*** Opening PROVIDED MATERIAL ***

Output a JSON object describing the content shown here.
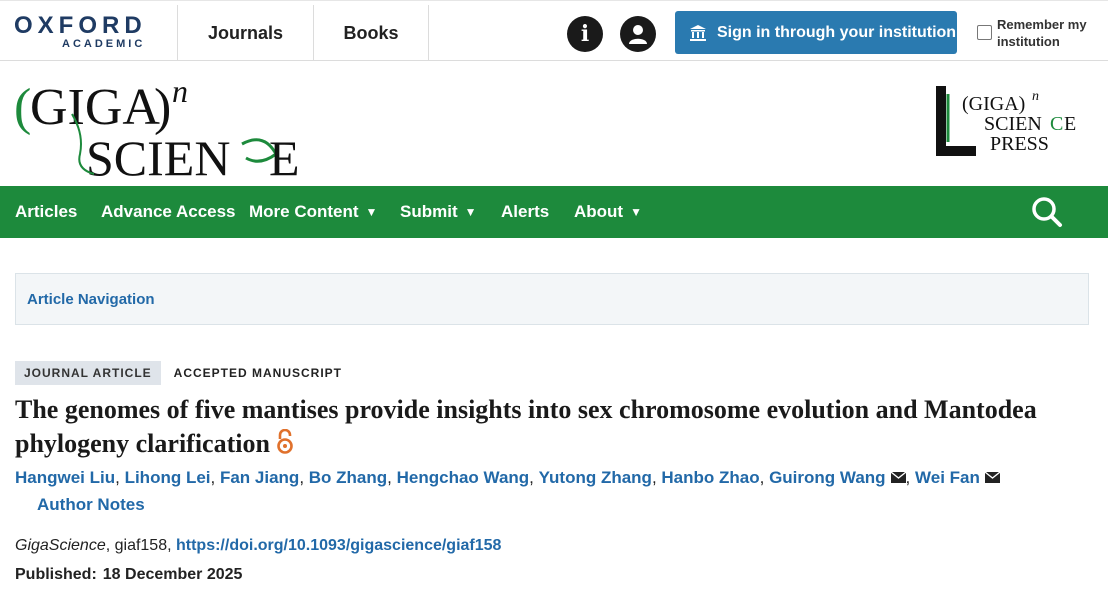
{
  "header": {
    "oxford_word": "OXFORD",
    "academic_word": "ACADEMIC",
    "nav": [
      {
        "label": "Journals"
      },
      {
        "label": "Books"
      }
    ],
    "info_icon": "info-icon",
    "user_icon": "account-icon",
    "signin_label": "Sign in through your institution",
    "remember_label": "Remember my institution"
  },
  "brand": {
    "journal_logo_text": "(GIGA)n SCIENCE",
    "press_logo_text": "(GIGA)n SCIENCE PRESS",
    "green": "#1d8a3c"
  },
  "main_nav": {
    "items": [
      {
        "label": "Articles",
        "dropdown": false
      },
      {
        "label": "Advance Access",
        "dropdown": false
      },
      {
        "label": "More Content",
        "dropdown": true
      },
      {
        "label": "Submit",
        "dropdown": true
      },
      {
        "label": "Alerts",
        "dropdown": false
      },
      {
        "label": "About",
        "dropdown": true
      }
    ],
    "caret": "▼",
    "search_icon": "search-icon"
  },
  "article_nav": {
    "label": "Article Navigation"
  },
  "article": {
    "type_tag": "JOURNAL ARTICLE",
    "status_tag": "ACCEPTED MANUSCRIPT",
    "title": "The genomes of five mantises provide insights into sex chromosome evolution and Mantodea phylogeny clarification",
    "open_access_icon": "open-access-icon",
    "authors": [
      {
        "name": "Hangwei Liu",
        "corresponding": false
      },
      {
        "name": "Lihong Lei",
        "corresponding": false
      },
      {
        "name": "Fan Jiang",
        "corresponding": false
      },
      {
        "name": "Bo Zhang",
        "corresponding": false
      },
      {
        "name": "Hengchao Wang",
        "corresponding": false
      },
      {
        "name": "Yutong Zhang",
        "corresponding": false
      },
      {
        "name": "Hanbo Zhao",
        "corresponding": false
      },
      {
        "name": "Guirong Wang",
        "corresponding": true
      },
      {
        "name": "Wei Fan",
        "corresponding": true
      }
    ],
    "author_notes_label": "Author Notes",
    "journal": "GigaScience",
    "article_id": "giaf158",
    "doi": "https://doi.org/10.1093/gigascience/giaf158",
    "published_label": "Published:",
    "published_date": "18 December 2025",
    "link_color": "#2269a8"
  }
}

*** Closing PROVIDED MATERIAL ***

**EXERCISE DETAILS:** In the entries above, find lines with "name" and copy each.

**COMPLETED TASK:**
        "name": "Hangwei Liu",
        "name": "Lihong Lei",
        "name": "Fan Jiang",
        "name": "Bo Zhang",
        "name": "Hengchao Wang",
        "name": "Yutong Zhang",
        "name": "Hanbo Zhao",
        "name": "Guirong Wang",
        "name": "Wei Fan",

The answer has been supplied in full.